Work order – Search the listing below for the word "JSON" and copy each line that holds it.

Records for the task –

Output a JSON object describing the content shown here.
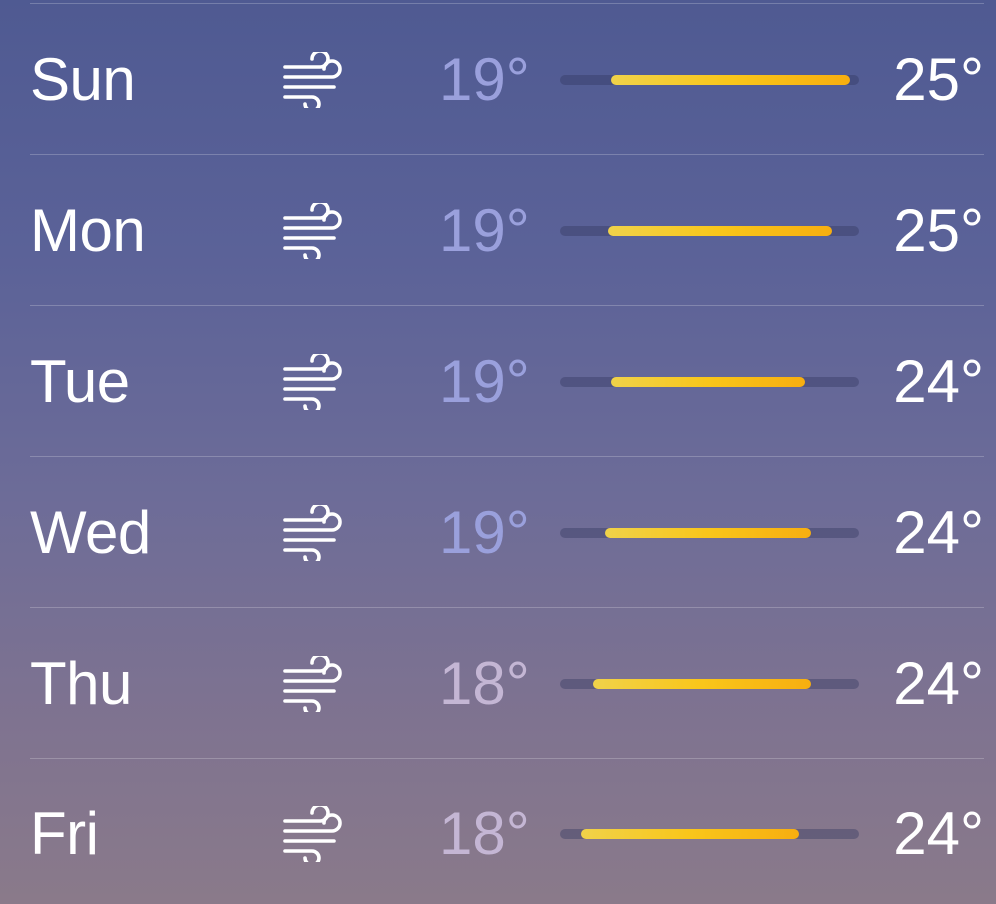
{
  "forecast": [
    {
      "day": "Sun",
      "icon": "wind-icon",
      "low": "19°",
      "high": "25°",
      "range_start": 0.17,
      "range_end": 0.97
    },
    {
      "day": "Mon",
      "icon": "wind-icon",
      "low": "19°",
      "high": "25°",
      "range_start": 0.16,
      "range_end": 0.91
    },
    {
      "day": "Tue",
      "icon": "wind-icon",
      "low": "19°",
      "high": "24°",
      "range_start": 0.17,
      "range_end": 0.82
    },
    {
      "day": "Wed",
      "icon": "wind-icon",
      "low": "19°",
      "high": "24°",
      "range_start": 0.15,
      "range_end": 0.84
    },
    {
      "day": "Thu",
      "icon": "wind-icon",
      "low": "18°",
      "high": "24°",
      "range_start": 0.11,
      "range_end": 0.84
    },
    {
      "day": "Fri",
      "icon": "wind-icon",
      "low": "18°",
      "high": "24°",
      "range_start": 0.07,
      "range_end": 0.8
    }
  ],
  "colors": {
    "low_temp": "#9aa0dc",
    "low_temp_dim": "#c4b6d4",
    "bar_start": "#f0d24a",
    "bar_end": "#f7ae10"
  }
}
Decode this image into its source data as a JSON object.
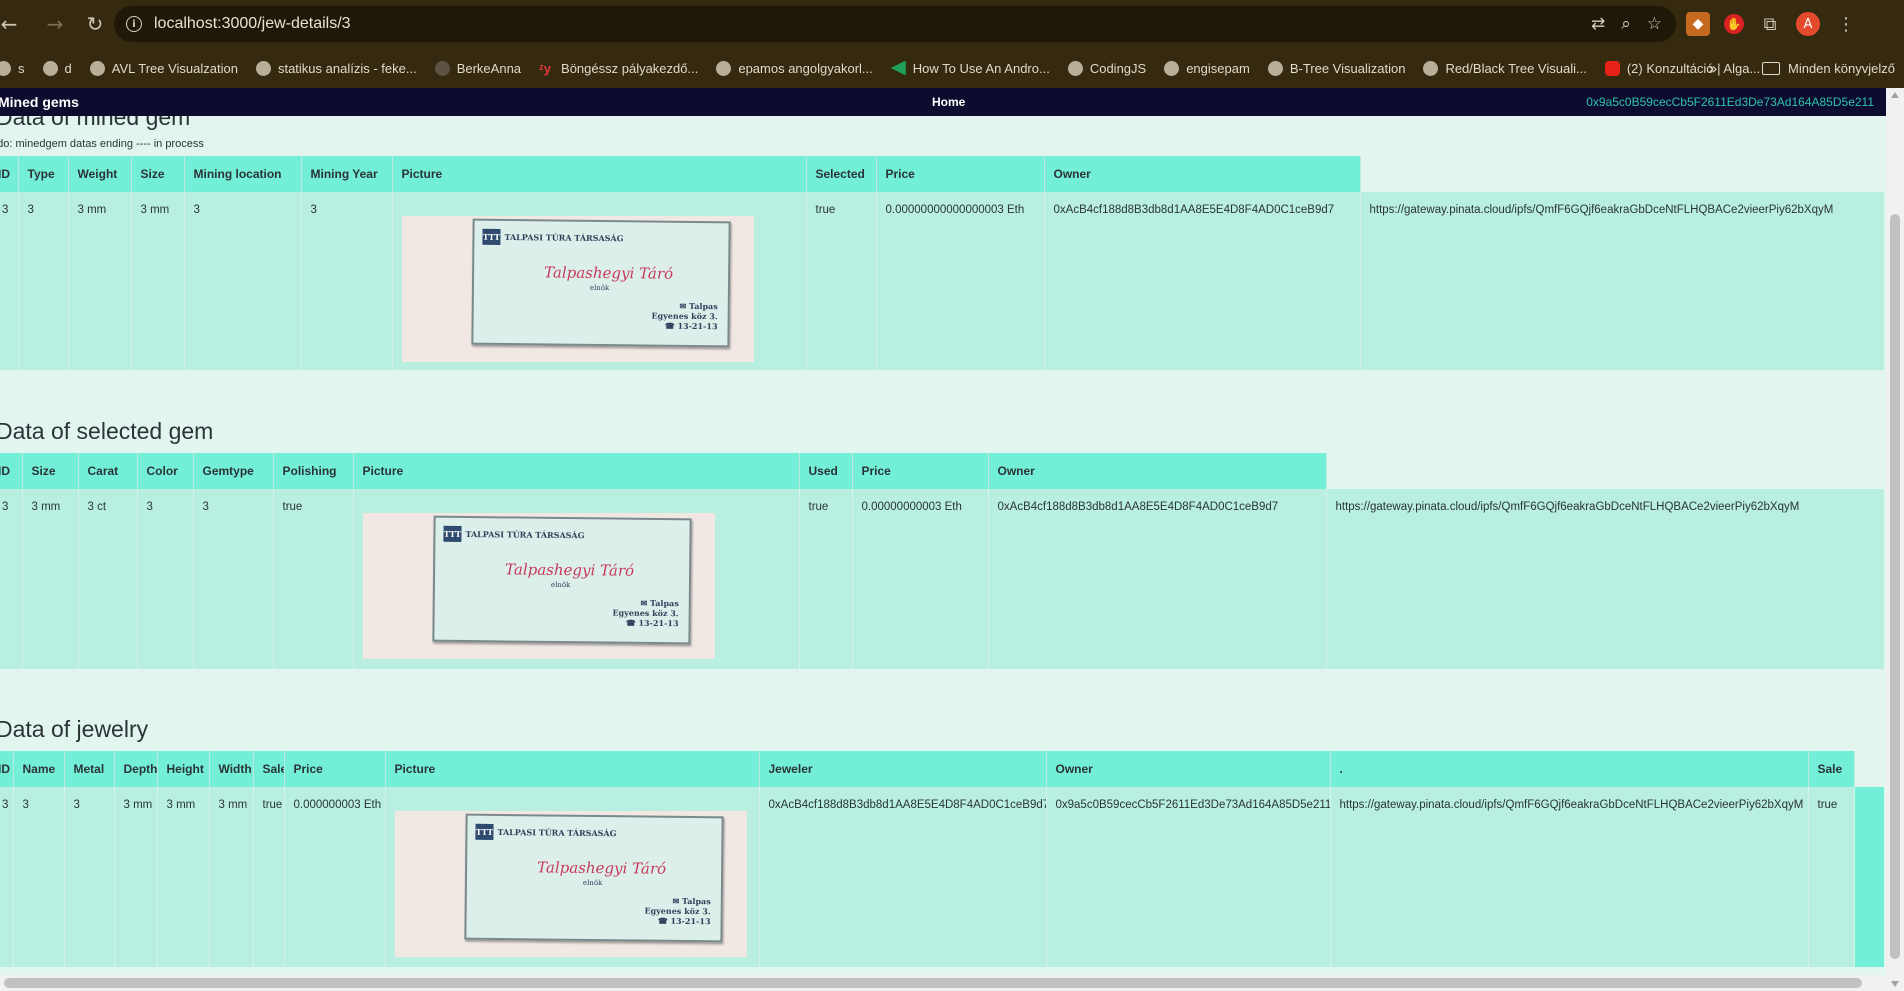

Output –
Output a JSON object describing the content shown here.
Decode this image into its source data as a JSON object.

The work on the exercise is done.